We were so impressed by the ministry of the chair of the Diocesan Life-Long Christian Formation Committee, Anne Delgado—its openness, sincerity, quality, and persistence—that our parish, Church of the Advent, Cape May, NJ, decided that it needed to be more energetic and creative in overcoming the pandemic’s shutdown of our normal children’s Christian formation efforts, principally our weekly Sunday School.
So our Education Committee met and asked our long-standing Sunday School teachers, Trisha Andrzejczak and Meredith Markley, what they needed from the parish to meet our children’s needs. They recommended and the committee decided to do Sunday School-in-a-Box, a curriculum technique featured in our diocese’s Life-Long Christian Formation (LLCF) online newsletter, to which our committee subscribed.
Here’s how the project unfolded: Last year, an enthusiastic parishioner donated 25 plastic containers with lids (slightly larger than an average shoe box but not by much). We decided to use the Revised Common Lectionary (RCL) for the upcoming fall of 2020 as our weekly curriculum focus.
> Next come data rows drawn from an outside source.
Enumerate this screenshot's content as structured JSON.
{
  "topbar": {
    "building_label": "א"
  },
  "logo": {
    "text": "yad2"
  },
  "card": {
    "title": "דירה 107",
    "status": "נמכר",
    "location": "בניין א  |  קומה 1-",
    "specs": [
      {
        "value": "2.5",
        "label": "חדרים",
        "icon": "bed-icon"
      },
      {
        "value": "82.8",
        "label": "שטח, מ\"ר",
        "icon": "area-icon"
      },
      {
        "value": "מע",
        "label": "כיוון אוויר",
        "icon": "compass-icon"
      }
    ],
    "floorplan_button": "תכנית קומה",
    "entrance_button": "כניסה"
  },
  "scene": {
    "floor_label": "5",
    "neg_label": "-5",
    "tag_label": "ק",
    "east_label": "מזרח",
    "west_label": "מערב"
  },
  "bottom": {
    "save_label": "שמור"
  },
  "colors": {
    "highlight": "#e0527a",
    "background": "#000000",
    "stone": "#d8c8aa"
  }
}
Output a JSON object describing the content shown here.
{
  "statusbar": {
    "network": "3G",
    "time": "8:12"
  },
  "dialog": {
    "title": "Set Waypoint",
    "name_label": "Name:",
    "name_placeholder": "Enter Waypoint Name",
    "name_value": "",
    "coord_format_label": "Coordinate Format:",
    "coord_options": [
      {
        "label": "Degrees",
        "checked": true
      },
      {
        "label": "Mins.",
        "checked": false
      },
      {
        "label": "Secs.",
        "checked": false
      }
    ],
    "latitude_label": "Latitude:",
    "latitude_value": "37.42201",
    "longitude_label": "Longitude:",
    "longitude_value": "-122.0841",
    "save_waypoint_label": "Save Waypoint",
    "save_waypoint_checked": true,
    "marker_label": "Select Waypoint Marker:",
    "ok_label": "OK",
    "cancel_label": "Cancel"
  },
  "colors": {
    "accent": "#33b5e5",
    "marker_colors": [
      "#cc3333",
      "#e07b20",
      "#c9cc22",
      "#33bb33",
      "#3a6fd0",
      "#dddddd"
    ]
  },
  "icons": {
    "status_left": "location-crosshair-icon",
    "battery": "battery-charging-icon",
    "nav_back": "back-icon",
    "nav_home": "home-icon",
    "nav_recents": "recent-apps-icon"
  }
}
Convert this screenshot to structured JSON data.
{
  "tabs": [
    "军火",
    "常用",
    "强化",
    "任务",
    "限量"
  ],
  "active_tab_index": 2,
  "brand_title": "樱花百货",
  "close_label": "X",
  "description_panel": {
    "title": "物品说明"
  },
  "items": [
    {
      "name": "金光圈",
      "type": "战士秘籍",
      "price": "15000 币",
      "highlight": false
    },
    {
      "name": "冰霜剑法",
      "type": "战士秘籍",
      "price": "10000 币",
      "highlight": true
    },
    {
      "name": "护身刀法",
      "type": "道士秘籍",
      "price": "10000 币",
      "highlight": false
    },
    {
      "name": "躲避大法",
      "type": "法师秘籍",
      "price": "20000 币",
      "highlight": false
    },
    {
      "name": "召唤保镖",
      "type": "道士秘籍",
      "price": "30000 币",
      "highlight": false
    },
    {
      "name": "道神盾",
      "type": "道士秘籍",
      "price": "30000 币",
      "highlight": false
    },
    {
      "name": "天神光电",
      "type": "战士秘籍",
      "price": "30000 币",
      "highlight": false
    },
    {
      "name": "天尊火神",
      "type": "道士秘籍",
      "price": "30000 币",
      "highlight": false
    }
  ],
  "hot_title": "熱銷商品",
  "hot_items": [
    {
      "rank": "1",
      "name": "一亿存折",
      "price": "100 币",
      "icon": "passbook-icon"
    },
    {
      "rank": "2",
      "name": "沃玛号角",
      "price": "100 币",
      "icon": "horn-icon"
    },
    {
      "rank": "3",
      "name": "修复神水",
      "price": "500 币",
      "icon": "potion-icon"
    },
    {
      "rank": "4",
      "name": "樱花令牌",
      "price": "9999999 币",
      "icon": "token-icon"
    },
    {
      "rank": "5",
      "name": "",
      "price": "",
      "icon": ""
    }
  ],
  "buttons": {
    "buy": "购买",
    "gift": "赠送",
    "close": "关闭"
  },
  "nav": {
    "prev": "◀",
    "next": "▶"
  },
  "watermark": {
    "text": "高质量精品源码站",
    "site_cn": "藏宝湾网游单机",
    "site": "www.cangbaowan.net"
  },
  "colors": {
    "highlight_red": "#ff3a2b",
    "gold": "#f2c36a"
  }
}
Next, we found a wonderful children’s bible on sale from christianbooks.com. It comprehensively covered the Old Testament and New Testament with lots of good artwork. We developed a curriculum matrix schedule that cross-referenced the respective RCL Propers, their themes, and an idea for an associated craft project. Then, we gathered common arts and crafts materials (e.g, glue, scissors, play-dough, etc.).
Researching the Oriental Trading Company online offerings, our teachers identified components that would constitute the elements for craft projects. Each project matched or supported one of the lessons in the weekly RCL Propers. We assembled all of these materials into 25 “shoe box” kits (including a copy, each, of the children’s bible).
Advertising the curriculum’s availability through newsletter, church announcements, and word of mouth, the parish promptly disseminated 22 of the 25 boxes, near and far. The remaining three were delivered to a family at the nearby Coast Guard base. One grandmother sent out boxes to each of her four grandchildren, who lived elsewhere in the state. She began to conduct weekly Zoom classes on Tuesday evenings. Other parents or grandparents did likewise or held classes in their homes.
Our parish repeated this process for two more calendar quarters, up through the spring of 2021. The feedback on this initiative was overwhelmingly positive. An exported curriculum with something “concrete” to work on was the most often cited attribute of the project. So, fired up by the zeal and example of Anne Delgado, the creativity and energy of our Sunday School faculty, the support of our parish’s budget and its education committee, and by God’s Grace, we did not let Covid shut us down from continuing our children’s Christian formation efforts. Oh, and did I tell you the average cost of each of the three months’ curriculum increments? $250 or $10 a box not counting the cost of our generous parishioner’s donated boxes. Thanks be to God!